Marie capped her career as a specialist in Special Education, US Department of Education, Washington DC. She and her partner Sharon began visiting the beach and in 2000 bought a home in Milton. Marie continued to work full time and came weekends to the beach. In 2002, they stumbled on a farm, Lavender Fields that had been in operation for over ten years. They were captivated. In true educator fashion, Marie devoured over $500 in books about lavender. Trips to Hawaii and Provence to augment the “book learning” followed quickly. The farm has grown and developed in ways that can only be described as magical and spiritual. Until her retirement, Marie commuted from her federal job and Sharon shouldered most of the work on the farm. On one particularly stressful day, Sharon was overwhelmed by the physical strain and volume of work. She threw her arms skyward and asked for help. True to the spiritual essence of Lavender Fields, an unknown college classmate of Sharon’s, riding his bicycle down the road, paused in front of the farm and was amenable to work. He was the first employee.
Marie retired in 2009. The house in Milton came in second to the allure of Lavender Fields. Marie was transformed by her first night at the farm; this was home. In the 1890s, Marie’s great grandfather harvested trees from the Cypress Swamp near Selbyville. Her grandfather farmed in Dagsboro. Lavender Fields was Sussex County homecoming for her. Today, the thriving farm has seven employees. Marie affirms that Lavender Fields transforms all who experience it.
In her retirement, Marie has run twice for statewide political office. She serves as co-chair of the Board of the Southern Delaware Tourism Council, treasurer of the Delaware Association of University Women, a director of Dig-It!, a member of the League of Women Voters, a board member of the Milton Chamber of Commerce, a trustee, Milton Historical Society, and board member of Milton Theater. She is president of the Delaware Agritourism Association.
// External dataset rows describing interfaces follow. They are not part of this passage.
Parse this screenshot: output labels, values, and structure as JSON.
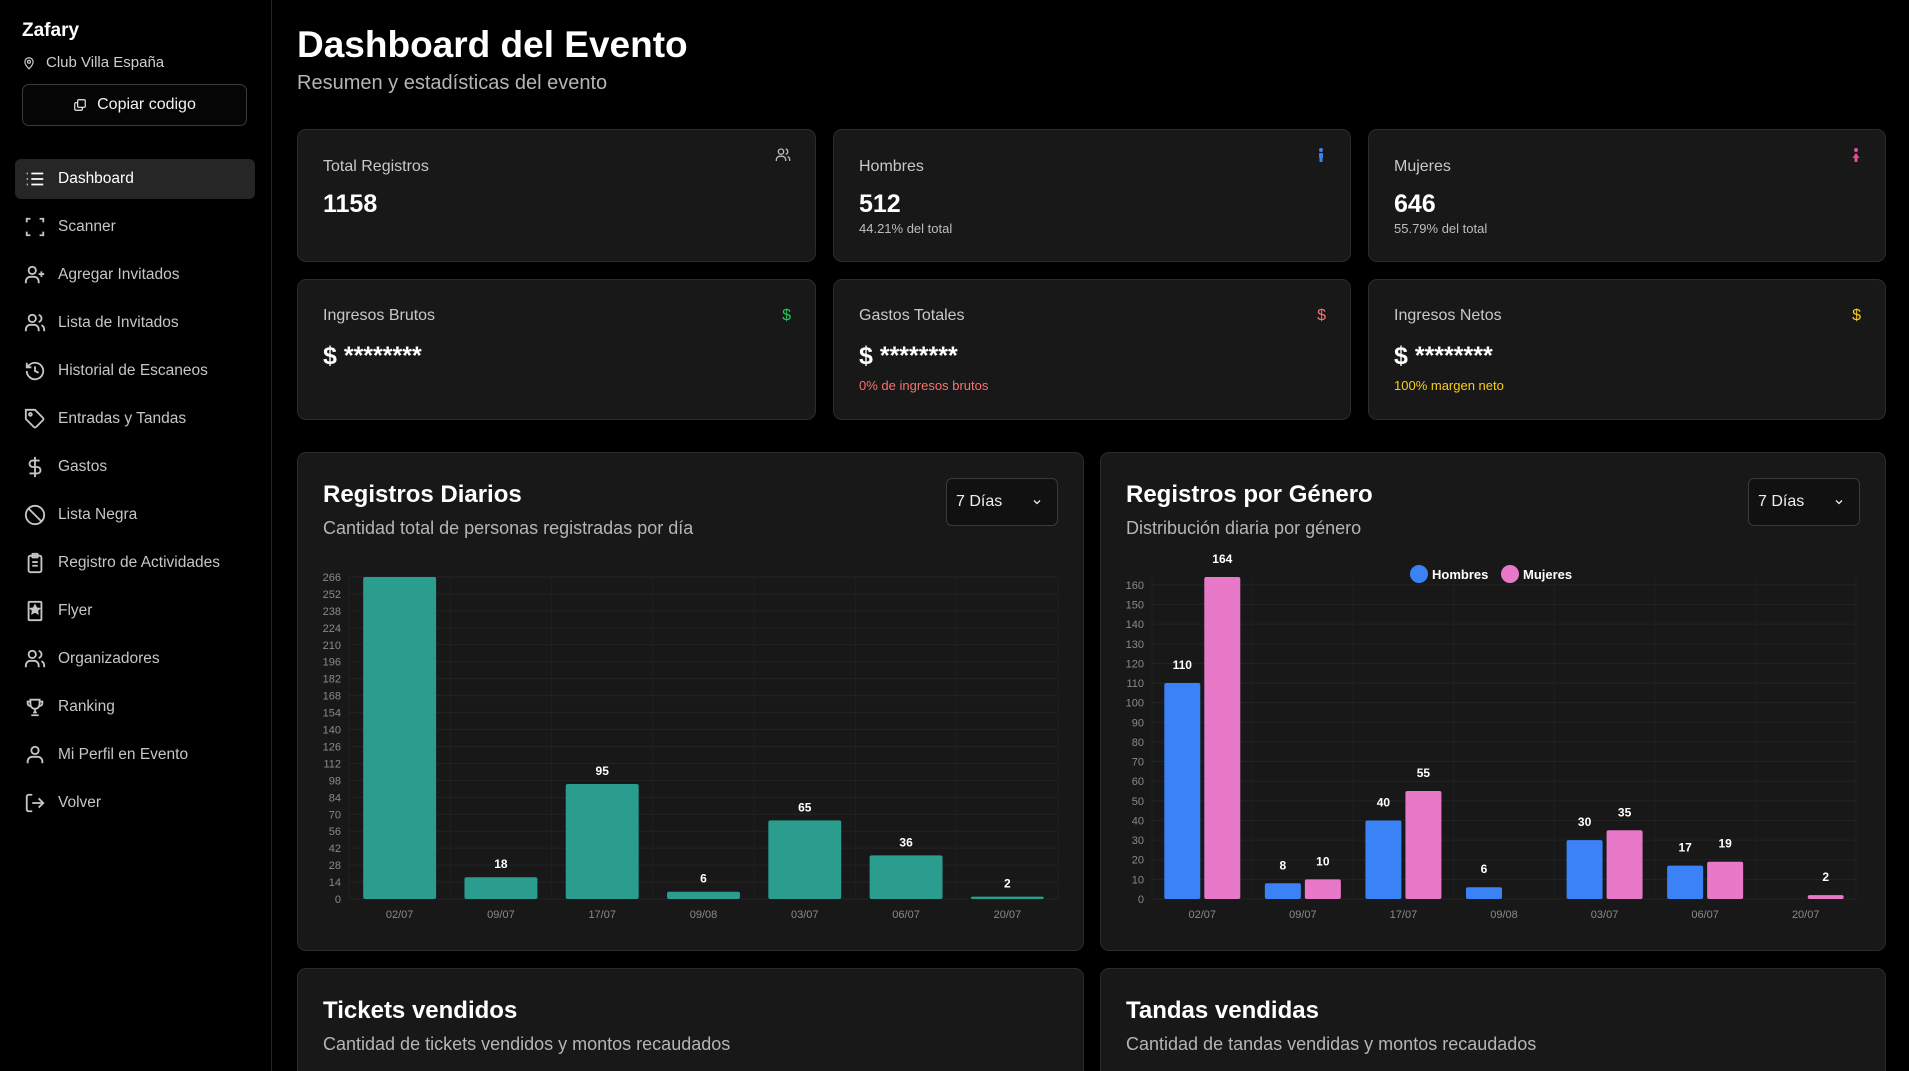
{
  "sidebar": {
    "brand": "Zafary",
    "location": "Club Villa España",
    "copy_label": "Copiar codigo",
    "items": [
      {
        "label": "Dashboard",
        "icon": "list-icon"
      },
      {
        "label": "Scanner",
        "icon": "scan-icon"
      },
      {
        "label": "Agregar Invitados",
        "icon": "user-plus-icon"
      },
      {
        "label": "Lista de Invitados",
        "icon": "users-icon"
      },
      {
        "label": "Historial de Escaneos",
        "icon": "history-icon"
      },
      {
        "label": "Entradas y Tandas",
        "icon": "tag-icon"
      },
      {
        "label": "Gastos",
        "icon": "dollar-icon"
      },
      {
        "label": "Lista Negra",
        "icon": "ban-icon"
      },
      {
        "label": "Registro de Actividades",
        "icon": "clipboard-icon"
      },
      {
        "label": "Flyer",
        "icon": "flyer-icon"
      },
      {
        "label": "Organizadores",
        "icon": "users-icon"
      },
      {
        "label": "Ranking",
        "icon": "trophy-icon"
      },
      {
        "label": "Mi Perfil en Evento",
        "icon": "user-icon"
      },
      {
        "label": "Volver",
        "icon": "logout-icon"
      }
    ]
  },
  "header": {
    "title": "Dashboard del Evento",
    "subtitle": "Resumen y estadísticas del evento"
  },
  "stats": {
    "total": {
      "label": "Total Registros",
      "value": "1158"
    },
    "hombres": {
      "label": "Hombres",
      "value": "512",
      "sub": "44.21% del total"
    },
    "mujeres": {
      "label": "Mujeres",
      "value": "646",
      "sub": "55.79% del total"
    },
    "ingresos_brutos": {
      "label": "Ingresos Brutos",
      "value": "$ ********"
    },
    "gastos": {
      "label": "Gastos Totales",
      "value": "$ ********",
      "sub": "0% de ingresos brutos"
    },
    "ingresos_netos": {
      "label": "Ingresos Netos",
      "value": "$ ********",
      "sub": "100% margen neto"
    }
  },
  "colors": {
    "teal": "#2a9d8f",
    "blue": "#3b82f6",
    "pink": "#e879c9",
    "green": "#22c55e",
    "red": "#f87171",
    "yellow": "#facc15"
  },
  "daily": {
    "title": "Registros Diarios",
    "subtitle": "Cantidad total de personas registradas por día",
    "select": "7 Días"
  },
  "gender": {
    "title": "Registros por Género",
    "subtitle": "Distribución diaria por género",
    "select": "7 Días"
  },
  "tickets": {
    "title": "Tickets vendidos",
    "subtitle": "Cantidad de tickets vendidos y montos recaudados"
  },
  "tandas": {
    "title": "Tandas vendidas",
    "subtitle": "Cantidad de tandas vendidas y montos recaudados"
  },
  "chart_data": [
    {
      "type": "bar",
      "categories": [
        "02/07",
        "09/07",
        "17/07",
        "09/08",
        "03/07",
        "06/07",
        "20/07"
      ],
      "values": [
        266,
        18,
        95,
        6,
        65,
        36,
        2
      ],
      "data_labels": [
        "",
        "18",
        "95",
        "6",
        "65",
        "36",
        "2"
      ],
      "yticks": [
        0,
        14,
        28,
        42,
        56,
        70,
        84,
        98,
        112,
        126,
        140,
        154,
        168,
        182,
        196,
        210,
        224,
        238,
        252,
        266
      ],
      "ylim": [
        0,
        266
      ],
      "color": "#2a9d8f"
    },
    {
      "type": "bar",
      "categories": [
        "02/07",
        "09/07",
        "17/07",
        "09/08",
        "03/07",
        "06/07",
        "20/07"
      ],
      "series": [
        {
          "name": "Hombres",
          "values": [
            110,
            8,
            40,
            6,
            30,
            17,
            0
          ],
          "color": "#3b82f6"
        },
        {
          "name": "Mujeres",
          "values": [
            164,
            10,
            55,
            0,
            35,
            19,
            2
          ],
          "color": "#e879c9"
        }
      ],
      "yticks": [
        0,
        10,
        20,
        30,
        40,
        50,
        60,
        70,
        80,
        90,
        100,
        110,
        120,
        130,
        140,
        150,
        160
      ],
      "ylim": [
        0,
        164
      ],
      "legend": "top-center"
    }
  ]
}
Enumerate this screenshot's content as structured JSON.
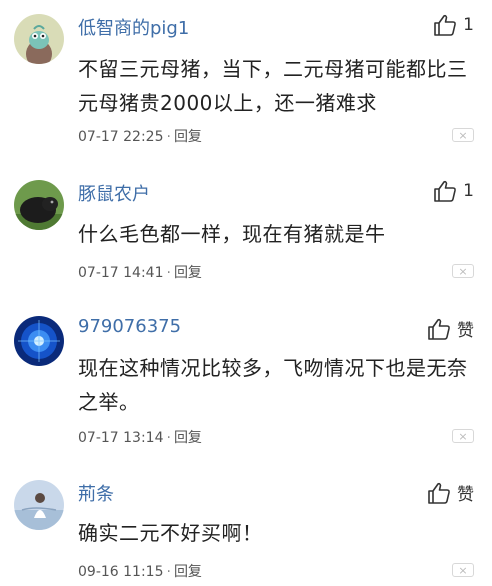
{
  "comments": [
    {
      "username": "低智商的pig1",
      "like_count": "1",
      "content": "不留三元母猪，当下，二元母猪可能都比三元母猪贵2000以上，还一猪难求",
      "timestamp": "07-17 22:25",
      "reply_label": "回复",
      "separator": "·",
      "close_glyph": "×",
      "avatar_icon": "cartoon-character"
    },
    {
      "username": "豚鼠农户",
      "like_count": "1",
      "content": "什么毛色都一样，现在有猪就是牛",
      "timestamp": "07-17 14:41",
      "reply_label": "回复",
      "separator": "·",
      "close_glyph": "×",
      "avatar_icon": "black-guinea-pig"
    },
    {
      "username": "979076375",
      "like_count": "赞",
      "content": "现在这种情况比较多，飞吻情况下也是无奈之举。",
      "timestamp": "07-17 13:14",
      "reply_label": "回复",
      "separator": "·",
      "close_glyph": "×",
      "avatar_icon": "blue-tech-orb"
    },
    {
      "username": "荊条",
      "like_count": "赞",
      "content": "确实二元不好买啊！",
      "timestamp": "09-16 11:15",
      "reply_label": "回复",
      "separator": "·",
      "close_glyph": "×",
      "avatar_icon": "person-landscape"
    }
  ],
  "colors": {
    "username": "#3f6ea8",
    "text": "#222222",
    "meta": "#555555"
  }
}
Asked what she saw as her legacy, Marie hopes that people will remember her as a bridge between equality of education and a productive and contributing life.